■ **PROBLEM STATEMENT**
Set down all of the records exactly.

(Extracted records)
<<<<

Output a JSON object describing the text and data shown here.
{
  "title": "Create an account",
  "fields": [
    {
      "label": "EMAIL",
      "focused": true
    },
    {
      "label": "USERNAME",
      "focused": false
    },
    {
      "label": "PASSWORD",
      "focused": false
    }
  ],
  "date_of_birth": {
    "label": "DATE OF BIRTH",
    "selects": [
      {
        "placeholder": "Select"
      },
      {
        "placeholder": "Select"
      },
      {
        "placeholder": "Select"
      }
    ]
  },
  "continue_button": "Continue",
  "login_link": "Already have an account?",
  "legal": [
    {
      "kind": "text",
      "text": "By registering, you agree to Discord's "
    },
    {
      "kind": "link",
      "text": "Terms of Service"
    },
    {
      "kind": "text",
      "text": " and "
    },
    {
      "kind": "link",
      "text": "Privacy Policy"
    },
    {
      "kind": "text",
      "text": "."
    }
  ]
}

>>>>

■ **TASK ANSWER**
Output a JSON object describing the text and data shown here.
{
  "title": "Create an account",
  "fields": [
    {
      "label": "EMAIL",
      "focused": true
    },
    {
      "label": "USERNAME",
      "focused": false
    },
    {
      "label": "PASSWORD",
      "focused": false
    }
  ],
  "date_of_birth": {
    "label": "DATE OF BIRTH",
    "selects": [
      {
        "placeholder": "Select"
      },
      {
        "placeholder": "Select"
      },
      {
        "placeholder": "Select"
      }
    ]
  },
  "continue_button": "Continue",
  "login_link": "Already have an account?",
  "legal": [
    {
      "kind": "text",
      "text": "By registering, you agree to Discord's "
    },
    {
      "kind": "link",
      "text": "Terms of Service"
    },
    {
      "kind": "text",
      "text": " and "
    },
    {
      "kind": "link",
      "text": "Privacy Policy"
    },
    {
      "kind": "text",
      "text": "."
    }
  ]
}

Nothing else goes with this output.